= What is being asked =
Below are records to write out exactly; drop the pictures when you do.

= Data records for software interfaces =
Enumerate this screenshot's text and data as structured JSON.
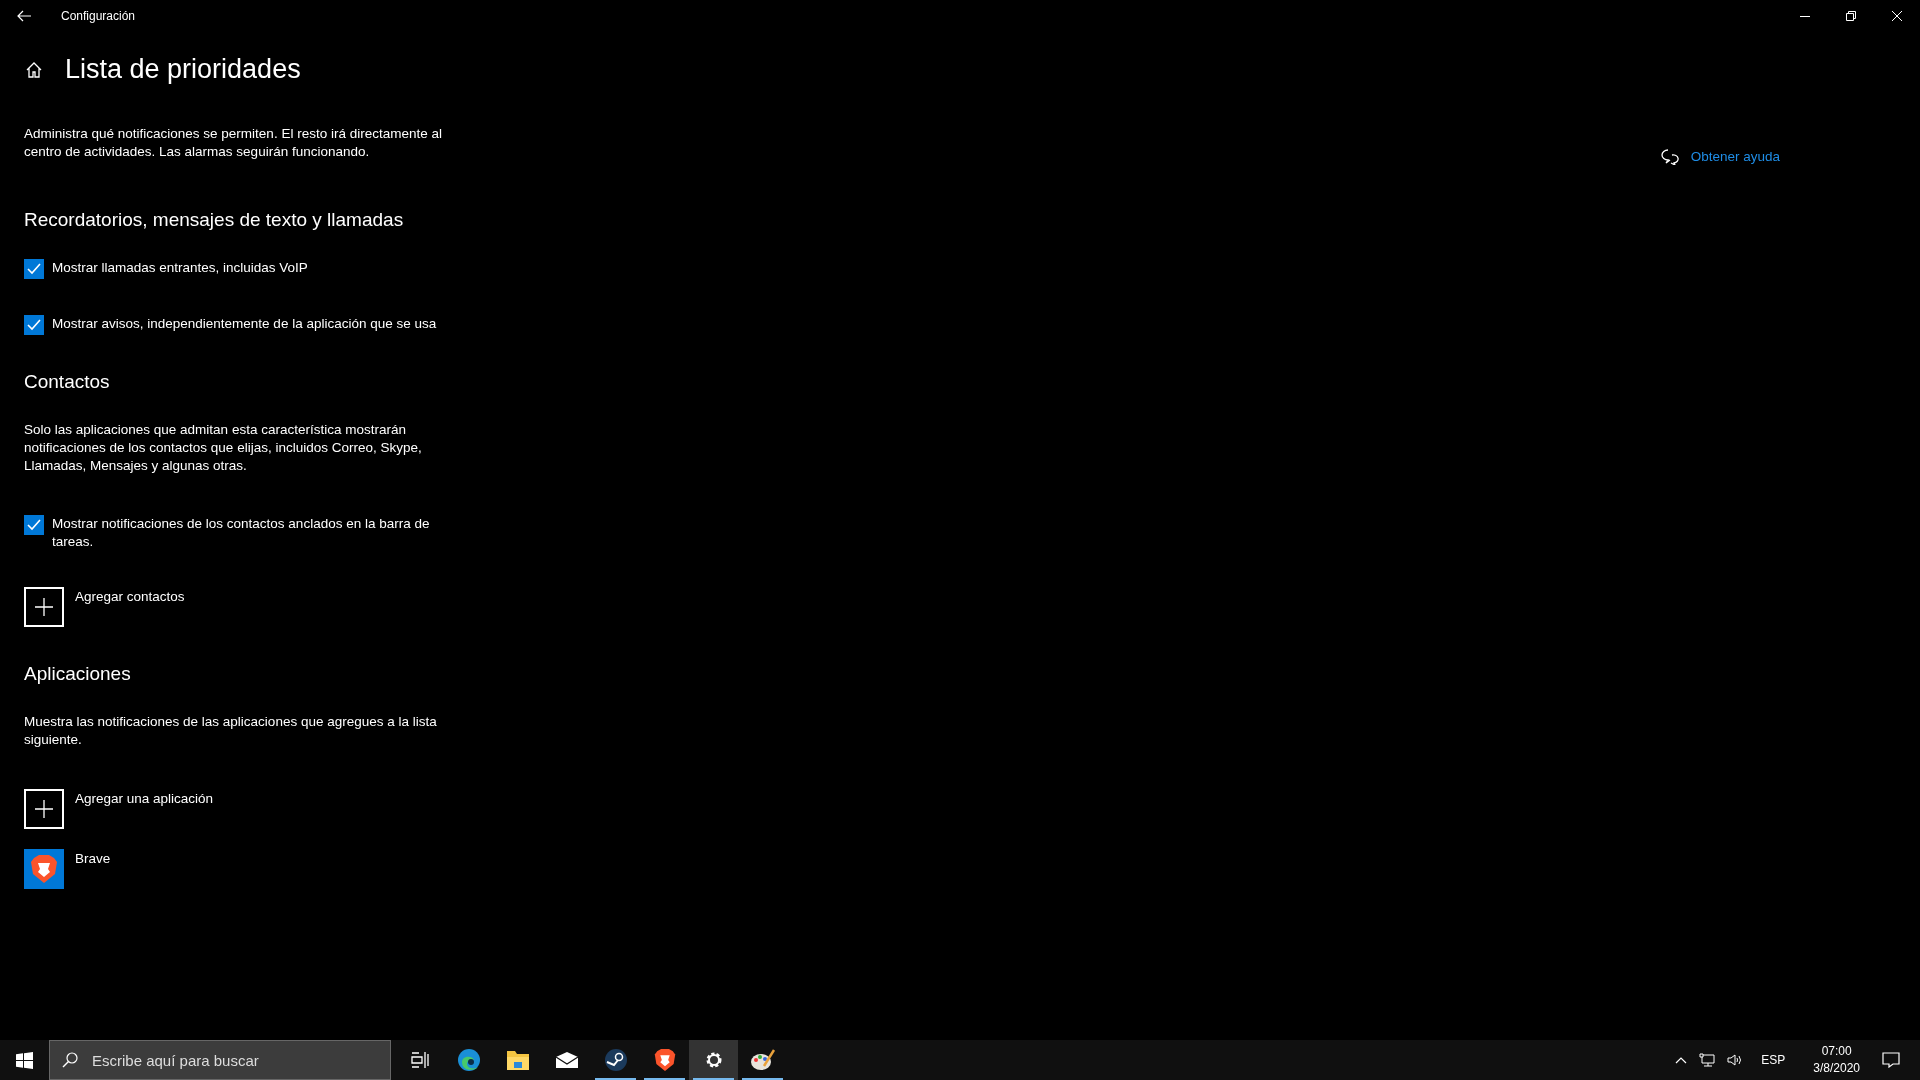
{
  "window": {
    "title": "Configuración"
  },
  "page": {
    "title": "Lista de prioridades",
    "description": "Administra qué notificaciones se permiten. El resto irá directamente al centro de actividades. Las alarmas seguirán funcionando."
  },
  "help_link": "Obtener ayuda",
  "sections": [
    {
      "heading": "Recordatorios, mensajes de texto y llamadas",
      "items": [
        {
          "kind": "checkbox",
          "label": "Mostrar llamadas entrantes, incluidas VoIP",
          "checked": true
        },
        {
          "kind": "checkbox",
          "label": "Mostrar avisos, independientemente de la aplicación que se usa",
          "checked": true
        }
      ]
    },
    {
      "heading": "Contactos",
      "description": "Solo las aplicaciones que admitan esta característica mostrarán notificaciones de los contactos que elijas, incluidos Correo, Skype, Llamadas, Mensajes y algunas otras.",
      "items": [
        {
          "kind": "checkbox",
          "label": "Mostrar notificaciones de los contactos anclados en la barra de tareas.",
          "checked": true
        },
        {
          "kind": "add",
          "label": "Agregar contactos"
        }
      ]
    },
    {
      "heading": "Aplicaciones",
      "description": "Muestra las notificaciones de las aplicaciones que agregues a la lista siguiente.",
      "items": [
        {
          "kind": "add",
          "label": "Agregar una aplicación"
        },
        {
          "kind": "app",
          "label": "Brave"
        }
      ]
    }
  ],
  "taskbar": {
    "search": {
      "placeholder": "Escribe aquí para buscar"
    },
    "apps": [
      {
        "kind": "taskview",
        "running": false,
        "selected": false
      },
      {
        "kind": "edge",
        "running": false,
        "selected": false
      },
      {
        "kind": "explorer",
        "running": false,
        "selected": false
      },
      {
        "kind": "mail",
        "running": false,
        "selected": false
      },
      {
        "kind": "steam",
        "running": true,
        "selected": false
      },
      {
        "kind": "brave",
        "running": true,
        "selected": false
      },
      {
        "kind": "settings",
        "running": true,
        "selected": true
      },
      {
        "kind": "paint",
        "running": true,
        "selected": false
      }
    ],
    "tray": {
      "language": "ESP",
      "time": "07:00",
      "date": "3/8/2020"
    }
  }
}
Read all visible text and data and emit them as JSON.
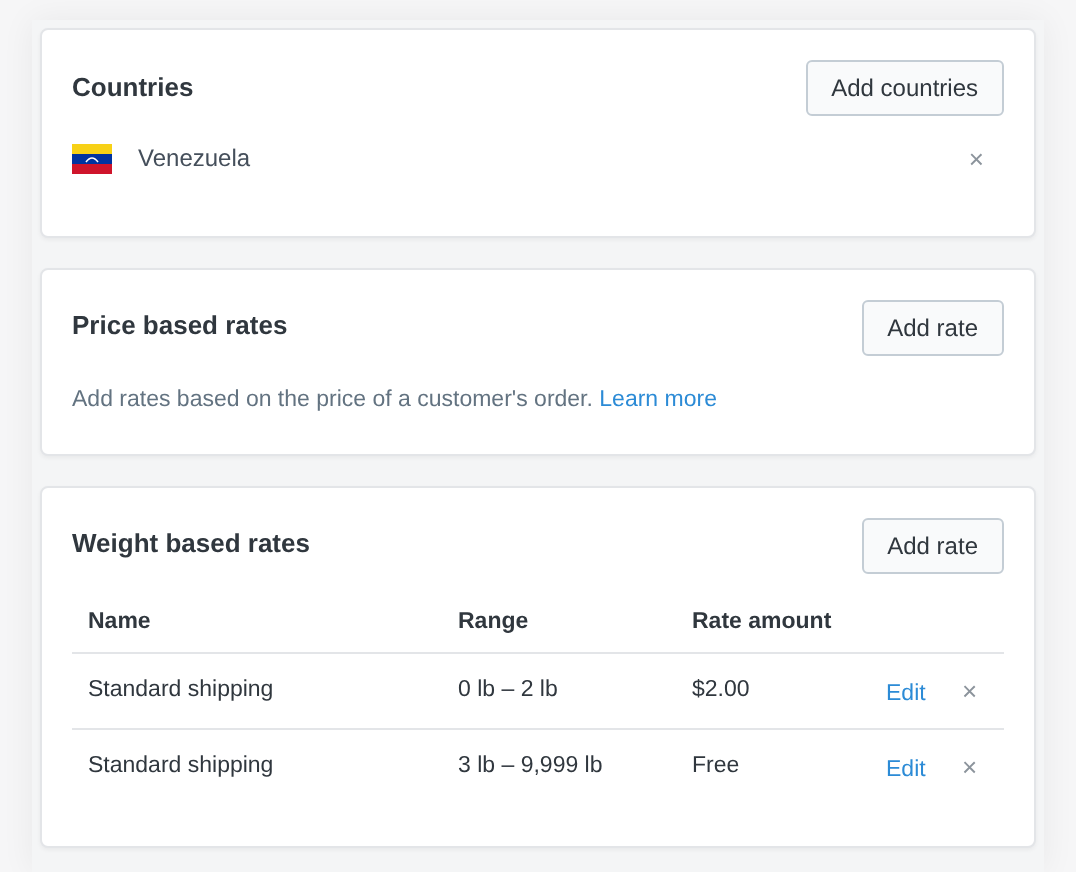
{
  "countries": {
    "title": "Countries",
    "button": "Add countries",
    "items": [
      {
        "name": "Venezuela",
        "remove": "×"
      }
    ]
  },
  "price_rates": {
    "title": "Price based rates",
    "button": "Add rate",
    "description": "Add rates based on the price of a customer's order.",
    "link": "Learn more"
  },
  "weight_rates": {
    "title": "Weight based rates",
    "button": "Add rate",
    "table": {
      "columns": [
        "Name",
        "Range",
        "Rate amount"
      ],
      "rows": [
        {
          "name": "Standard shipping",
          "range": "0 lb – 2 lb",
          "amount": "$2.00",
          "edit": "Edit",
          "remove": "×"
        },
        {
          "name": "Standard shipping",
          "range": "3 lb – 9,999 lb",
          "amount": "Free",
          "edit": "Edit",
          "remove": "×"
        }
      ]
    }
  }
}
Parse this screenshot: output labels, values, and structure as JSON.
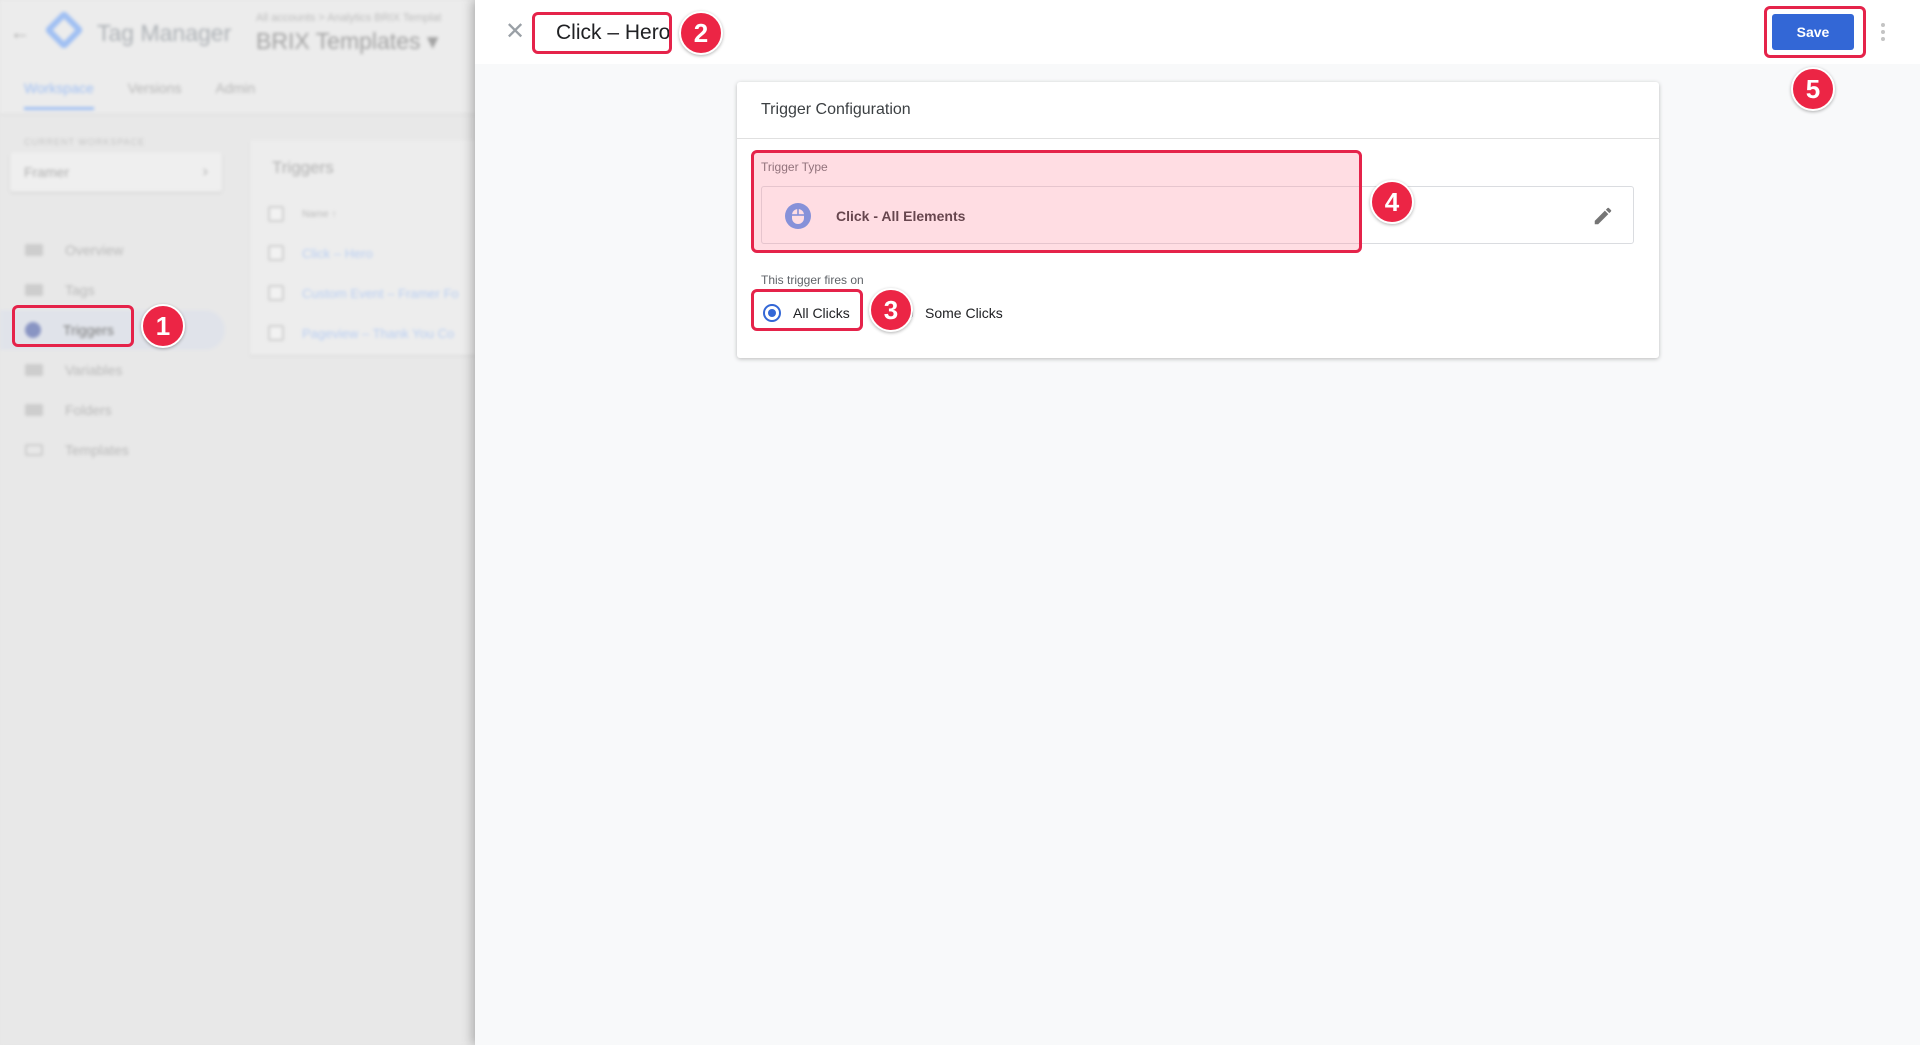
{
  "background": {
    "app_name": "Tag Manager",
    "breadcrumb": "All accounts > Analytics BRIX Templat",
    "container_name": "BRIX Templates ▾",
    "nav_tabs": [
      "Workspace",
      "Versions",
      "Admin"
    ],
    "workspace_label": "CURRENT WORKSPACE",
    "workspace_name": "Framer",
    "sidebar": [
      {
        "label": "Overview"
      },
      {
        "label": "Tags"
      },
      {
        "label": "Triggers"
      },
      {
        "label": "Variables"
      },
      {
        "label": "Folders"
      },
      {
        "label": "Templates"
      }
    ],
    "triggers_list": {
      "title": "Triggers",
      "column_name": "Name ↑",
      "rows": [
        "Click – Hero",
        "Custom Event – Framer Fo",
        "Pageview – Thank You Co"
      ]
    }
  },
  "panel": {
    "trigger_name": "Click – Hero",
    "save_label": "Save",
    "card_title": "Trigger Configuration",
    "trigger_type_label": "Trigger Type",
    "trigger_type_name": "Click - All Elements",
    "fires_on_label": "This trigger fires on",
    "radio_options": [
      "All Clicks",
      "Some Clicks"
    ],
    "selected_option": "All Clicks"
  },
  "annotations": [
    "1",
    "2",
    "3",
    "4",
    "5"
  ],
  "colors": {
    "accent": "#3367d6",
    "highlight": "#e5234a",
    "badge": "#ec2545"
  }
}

= Answer to this exercise =
Enumerate this screenshot's text and data as structured JSON.
{
  "window": {
    "title": "Configuración"
  },
  "page": {
    "title": "Lista de prioridades",
    "description": "Administra qué notificaciones se permiten. El resto irá directamente al centro de actividades. Las alarmas seguirán funcionando."
  },
  "help_link": "Obtener ayuda",
  "sections": [
    {
      "heading": "Recordatorios, mensajes de texto y llamadas",
      "items": [
        {
          "kind": "checkbox",
          "label": "Mostrar llamadas entrantes, incluidas VoIP",
          "checked": true
        },
        {
          "kind": "checkbox",
          "label": "Mostrar avisos, independientemente de la aplicación que se usa",
          "checked": true
        }
      ]
    },
    {
      "heading": "Contactos",
      "description": "Solo las aplicaciones que admitan esta característica mostrarán notificaciones de los contactos que elijas, incluidos Correo, Skype, Llamadas, Mensajes y algunas otras.",
      "items": [
        {
          "kind": "checkbox",
          "label": "Mostrar notificaciones de los contactos anclados en la barra de tareas.",
          "checked": true
        },
        {
          "kind": "add",
          "label": "Agregar contactos"
        }
      ]
    },
    {
      "heading": "Aplicaciones",
      "description": "Muestra las notificaciones de las aplicaciones que agregues a la lista siguiente.",
      "items": [
        {
          "kind": "add",
          "label": "Agregar una aplicación"
        },
        {
          "kind": "app",
          "label": "Brave"
        }
      ]
    }
  ],
  "taskbar": {
    "search": {
      "placeholder": "Escribe aquí para buscar"
    },
    "apps": [
      {
        "kind": "taskview",
        "running": false,
        "selected": false
      },
      {
        "kind": "edge",
        "running": false,
        "selected": false
      },
      {
        "kind": "explorer",
        "running": false,
        "selected": false
      },
      {
        "kind": "mail",
        "running": false,
        "selected": false
      },
      {
        "kind": "steam",
        "running": true,
        "selected": false
      },
      {
        "kind": "brave",
        "running": true,
        "selected": false
      },
      {
        "kind": "settings",
        "running": true,
        "selected": true
      },
      {
        "kind": "paint",
        "running": true,
        "selected": false
      }
    ],
    "tray": {
      "language": "ESP",
      "time": "07:00",
      "date": "3/8/2020"
    }
  }
}
Read all visible text and data and emit them as JSON.
{
  "countries": {
    "title": "Countries",
    "button": "Add countries",
    "items": [
      {
        "name": "Venezuela",
        "remove": "×"
      }
    ]
  },
  "price_rates": {
    "title": "Price based rates",
    "button": "Add rate",
    "description": "Add rates based on the price of a customer's order.",
    "link": "Learn more"
  },
  "weight_rates": {
    "title": "Weight based rates",
    "button": "Add rate",
    "table": {
      "columns": [
        "Name",
        "Range",
        "Rate amount"
      ],
      "rows": [
        {
          "name": "Standard shipping",
          "range": "0 lb – 2 lb",
          "amount": "$2.00",
          "edit": "Edit",
          "remove": "×"
        },
        {
          "name": "Standard shipping",
          "range": "3 lb – 9,999 lb",
          "amount": "Free",
          "edit": "Edit",
          "remove": "×"
        }
      ]
    }
  }
}
Parse this screenshot: output labels, values, and structure as JSON.
{
  "background": {
    "app_name": "Tag Manager",
    "breadcrumb": "All accounts > Analytics BRIX Templat",
    "container_name": "BRIX Templates ▾",
    "nav_tabs": [
      "Workspace",
      "Versions",
      "Admin"
    ],
    "workspace_label": "CURRENT WORKSPACE",
    "workspace_name": "Framer",
    "sidebar": [
      {
        "label": "Overview"
      },
      {
        "label": "Tags"
      },
      {
        "label": "Triggers"
      },
      {
        "label": "Variables"
      },
      {
        "label": "Folders"
      },
      {
        "label": "Templates"
      }
    ],
    "triggers_list": {
      "title": "Triggers",
      "column_name": "Name ↑",
      "rows": [
        "Click – Hero",
        "Custom Event – Framer Fo",
        "Pageview – Thank You Co"
      ]
    }
  },
  "panel": {
    "trigger_name": "Click – Hero",
    "save_label": "Save",
    "card_title": "Trigger Configuration",
    "trigger_type_label": "Trigger Type",
    "trigger_type_name": "Click - All Elements",
    "fires_on_label": "This trigger fires on",
    "radio_options": [
      "All Clicks",
      "Some Clicks"
    ],
    "selected_option": "All Clicks"
  },
  "annotations": [
    "1",
    "2",
    "3",
    "4",
    "5"
  ],
  "colors": {
    "accent": "#3367d6",
    "highlight": "#e5234a",
    "badge": "#ec2545"
  }
}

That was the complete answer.